1972: Congress passed Title IX of the Education Amendments. The law requires that schools receiving federal funds provide equal access to educational programs for men and women. Title IX is credited with the growth of sports for women and girls at the high school, collegiate, and professional levels.
1973: Supreme Court established abortion rights in Roe v. Wade. Women were granted the legal choice of whether or not to continue with their pregnancy.
1973: Women-only branches in the U.S. Military were eliminated, integrating women into all branches of the U. S. military.
1978: Employment discrimination against pregnant women was banned. The Act ensures that employment discrimination on account of pregnancy is treated as unlawful sex-based discrimination.
1981: Sandra Day O'Connor became the first woman seated on the United States Supreme Court.
1983: Sally Ride became the first American woman astronaut to travel into space.
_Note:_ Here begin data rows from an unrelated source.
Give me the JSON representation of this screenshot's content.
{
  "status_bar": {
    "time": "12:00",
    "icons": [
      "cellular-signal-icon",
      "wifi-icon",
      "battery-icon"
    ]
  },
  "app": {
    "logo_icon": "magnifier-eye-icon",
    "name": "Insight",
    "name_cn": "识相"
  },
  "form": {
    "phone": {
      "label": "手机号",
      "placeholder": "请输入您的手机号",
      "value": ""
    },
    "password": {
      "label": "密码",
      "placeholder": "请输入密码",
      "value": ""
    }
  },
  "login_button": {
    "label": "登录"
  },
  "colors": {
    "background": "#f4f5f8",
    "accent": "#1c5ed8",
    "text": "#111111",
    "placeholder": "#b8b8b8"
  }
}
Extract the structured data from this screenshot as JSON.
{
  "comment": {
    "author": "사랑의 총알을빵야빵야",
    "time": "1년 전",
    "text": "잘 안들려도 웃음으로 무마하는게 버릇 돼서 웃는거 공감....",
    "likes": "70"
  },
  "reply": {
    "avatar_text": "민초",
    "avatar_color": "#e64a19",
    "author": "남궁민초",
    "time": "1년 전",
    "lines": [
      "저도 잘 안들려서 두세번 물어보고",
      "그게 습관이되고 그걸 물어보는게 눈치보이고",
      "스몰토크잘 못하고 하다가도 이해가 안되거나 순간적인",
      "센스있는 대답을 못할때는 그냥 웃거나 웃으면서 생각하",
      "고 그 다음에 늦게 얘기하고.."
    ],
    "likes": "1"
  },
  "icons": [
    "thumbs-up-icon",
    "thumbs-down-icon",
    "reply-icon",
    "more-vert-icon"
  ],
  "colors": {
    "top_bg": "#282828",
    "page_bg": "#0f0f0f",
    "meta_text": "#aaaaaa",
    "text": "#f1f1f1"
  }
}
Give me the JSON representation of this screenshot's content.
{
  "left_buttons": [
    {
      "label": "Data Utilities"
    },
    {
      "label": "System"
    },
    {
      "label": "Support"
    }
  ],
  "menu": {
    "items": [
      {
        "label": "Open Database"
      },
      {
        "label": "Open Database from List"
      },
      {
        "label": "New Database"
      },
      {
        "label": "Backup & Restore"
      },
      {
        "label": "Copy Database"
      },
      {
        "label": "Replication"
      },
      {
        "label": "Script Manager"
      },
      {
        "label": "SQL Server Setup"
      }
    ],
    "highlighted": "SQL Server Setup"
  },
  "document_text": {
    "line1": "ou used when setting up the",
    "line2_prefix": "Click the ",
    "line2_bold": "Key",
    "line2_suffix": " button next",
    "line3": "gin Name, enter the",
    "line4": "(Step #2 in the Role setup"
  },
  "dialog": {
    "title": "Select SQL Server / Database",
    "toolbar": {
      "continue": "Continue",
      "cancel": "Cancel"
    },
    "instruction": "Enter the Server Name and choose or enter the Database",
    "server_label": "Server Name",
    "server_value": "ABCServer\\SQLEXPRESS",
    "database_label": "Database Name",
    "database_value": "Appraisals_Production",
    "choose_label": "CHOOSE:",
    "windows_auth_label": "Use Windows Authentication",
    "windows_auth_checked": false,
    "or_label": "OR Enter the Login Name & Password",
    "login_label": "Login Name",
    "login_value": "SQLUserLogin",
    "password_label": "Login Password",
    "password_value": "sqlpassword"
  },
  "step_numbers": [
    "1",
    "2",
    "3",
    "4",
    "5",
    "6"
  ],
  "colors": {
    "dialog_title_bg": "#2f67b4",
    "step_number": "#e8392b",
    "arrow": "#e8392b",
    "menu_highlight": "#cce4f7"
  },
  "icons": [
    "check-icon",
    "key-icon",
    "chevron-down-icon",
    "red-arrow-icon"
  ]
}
1984: Geraldine Ferraro became the first woman to run for Vice President of the United States on a major party ticket.
1993: Janet Reno became the first woman to hold the office of Attorney General of the United States.
1997: Madeleine Albright was sworn in as the first female Secretary of State.
2009: President Obama signed the Lilly Ledbetter Fair Pay Act; this law changed the Civil Right Act of 1964 which said that discrimination complaints must be brought within 180 days of the discriminatory act; expanding workers’ rights to sue for pay discrimination.
The Islip Library has many books and some movies about women’s rights and achievements. We have biographies about amazing women of today and women in history for all age readers. You may enjoy watching Suffragette, a 2015 movie in our DVD collection, starring Meryl Streep and Carey Mulligan to get a sense of what American women endured in order to claim their right to vote. Come into the Library to check out our March display of Library materials about Women’s History!
For some great fiction about women's interior lives try these titles:
- My Name is Lucy Barton by Elizabeth Strout
- The Love Song of Miss Queenie Hennessey by Rachel Joyce
- We are not Ourselves by Matthew Thomas
- A Spool of Blue Thread by Anne Tyler
- Someone by Alice McDermott